On May Day in 1971 the police arrested 13,000 people in DC — including reporters and bystanders — in what was probably the largest mass arrest in American history. I noticed a prominent black militant trapped in one of the corrals the cops had improvised. About a half hour later, he was out of the corral and talking to a top department official. Then, not long after, he was back inside the roped off area. You learned to look for things like that just as I had learned to keep looking behind me at demonstrations so I could see where the cops were moving. Which is how I didn’t get arrested on May Day 1971.

Some of those trapped were detained in an old sports arena; others were herded onto the playing field of RFK Stadium. That night the temperature dropped to the thirties.

I went to the courthouse — crowded as a Thanksgiving weekend airport — sometime after midnight to bail out Gren on personal recognizance. I wore a coat and tie and when the judge asked if I were a DC resident, I stood at parade rest and replied, “A native, your honor.” My friend was released.

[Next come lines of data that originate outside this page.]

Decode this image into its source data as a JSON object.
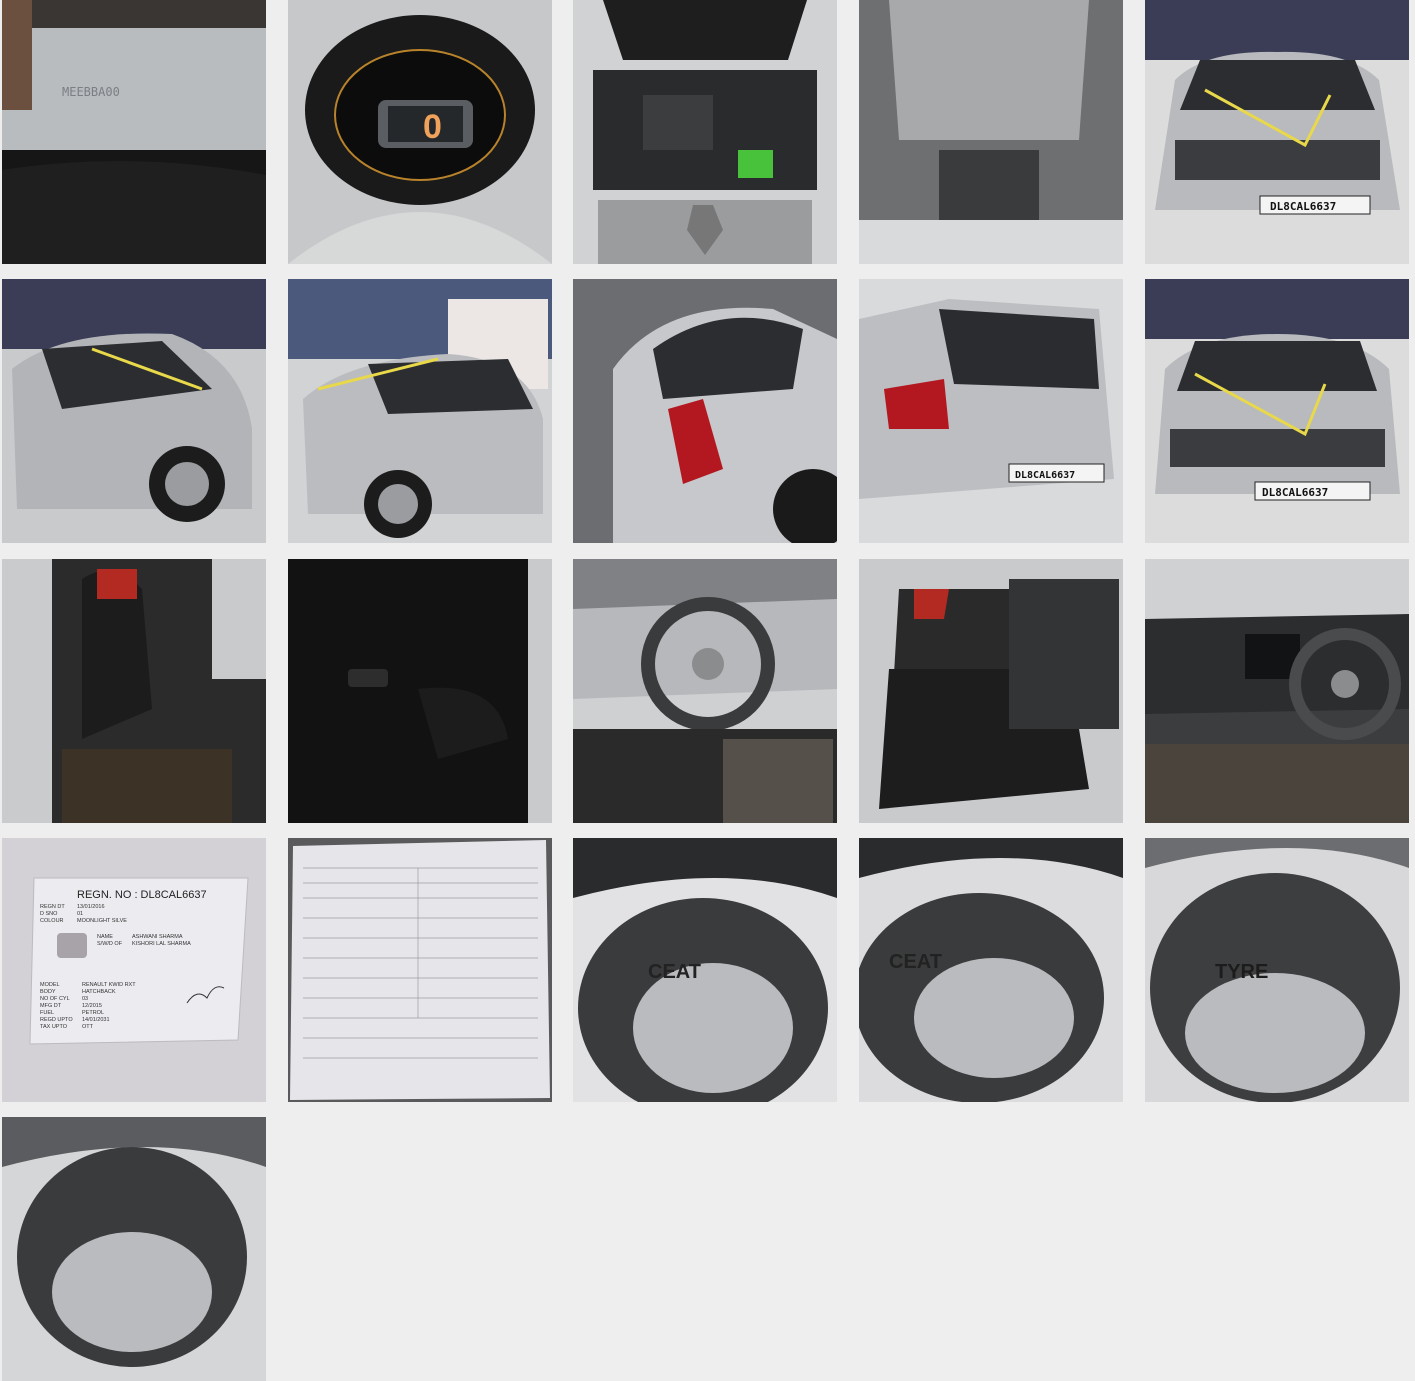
{
  "gallery": {
    "photos": [
      {
        "name": "chassis-number-photo",
        "text": "MEEBBA00"
      },
      {
        "name": "instrument-cluster-photo",
        "text": "0"
      },
      {
        "name": "engine-bay-photo"
      },
      {
        "name": "underbody-photo"
      },
      {
        "name": "front-view-photo",
        "plate": "DL8CAL6637"
      },
      {
        "name": "front-left-view-photo"
      },
      {
        "name": "front-left-angle-photo"
      },
      {
        "name": "rear-left-view-photo"
      },
      {
        "name": "rear-view-photo",
        "plate": "DL8CAL6637"
      },
      {
        "name": "front-view-2-photo",
        "plate": "DL8CAL6637"
      },
      {
        "name": "front-seat-photo"
      },
      {
        "name": "door-panel-photo"
      },
      {
        "name": "dashboard-driver-photo"
      },
      {
        "name": "rear-seat-photo"
      },
      {
        "name": "dashboard-photo"
      },
      {
        "name": "registration-card-photo",
        "title": "REGN. NO : DL8CAL6637",
        "fields": [
          {
            "k": "REGN DT",
            "v": "13/01/2016"
          },
          {
            "k": "D SNO",
            "v": "01"
          },
          {
            "k": "COLOUR",
            "v": "MOONLIGHT SILVE"
          },
          {
            "k": "NAME",
            "v": "ASHWANI SHARMA"
          },
          {
            "k": "S/W/D OF",
            "v": "KISHORI LAL SHARMA"
          },
          {
            "k": "MODEL",
            "v": "RENAULT KWID RXT"
          },
          {
            "k": "BODY",
            "v": "HATCHBACK"
          },
          {
            "k": "NO OF CYL",
            "v": "03"
          },
          {
            "k": "MFG DT",
            "v": "12/2015"
          },
          {
            "k": "FUEL",
            "v": "PETROL"
          },
          {
            "k": "REGD UPTO",
            "v": "14/01/2031"
          },
          {
            "k": "TAX UPTO",
            "v": "OTT"
          }
        ]
      },
      {
        "name": "document-photo"
      },
      {
        "name": "tyre-front-left-photo",
        "text": "CEAT"
      },
      {
        "name": "tyre-front-right-photo",
        "text": "CEAT"
      },
      {
        "name": "tyre-rear-left-photo",
        "text": "TYRE"
      },
      {
        "name": "tyre-rear-right-photo"
      }
    ]
  }
}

For three days the DC police department had literally ran amuck. In a searing report , the American Civil Liberties wrote later:

“Between May 3 and May 5, more than 13,OOO people were arrested in Washington, DC– the largest mass arrest in our country’s history. The action was the government’s response to anti-war demonstrations, an important component of which was the announced intention of the Mayday Coalition, organizer of the demonstrations, to block Washington rush-hour traffic. During this three-day period, normal police procedures were abandoned. Most of the 13,000 people arrested — including law-breakers caught while attempting to impede traffic, possible potential law-breakers, war protestors engaged in entirely legal demonstrations, uninvolved passers-by and spectators — were illegally detained, illegally charged, and deprived of their constitutional rights of due process, fair trial and assistance of counsel. The court system, unable to cope with this grand scale emergency caused by the police, was thrown into chaos.”

During the Mayday police riot, people were beaten and arrested illegally, locked up by the thousands in makeshift holding pens with inadequate toilet facilities and food, or stuffed into drastically overcrowded cells. People on their way to work, patients going to see their doctor, students attending classes, reporters and lawyers were all caught up in the sweep arrests. Most of those stashed in the DC Jail exercise yard were without blankets throughout a night in which the temperatures fell into the thirties. And in the most symbolic display of contempt for the law, more than a thousand persons were arrested in front of the Capitol where they had assembled to hear speeches, including several from members of Congress. When Rep. Ronald Dellums tried to keep a policeman from arresting a member of his staff, saying, “Hey, that’s a member of my staff. Get your hands off of him. I’m a United States Congressman,” the policeman replied, “I don’t give a fuck who you are,” then hit Dellums in the side with his nightstick and pushed him down some stairs.

It was the grimmest display of mass police power — not just selective brutality against a few — the city had seen. And it was a clear warning of the fearful danger inherent in Washington’s acceptance of police power as a form of government. The fact that neither the black chief executive, Walter Washington, nor the white liberal newspaper, the Washington Post, could summon up either the wisdom or the courage to denounce what Wilson and his men, acting under orders of the Justice Department, had done made the affair all the more dismal. More and more the city was listening to sirens luring liberty onto the rocks of repression.

Sam Smith edits the Progressive Review.


Sam Smith edits the Progressive Review.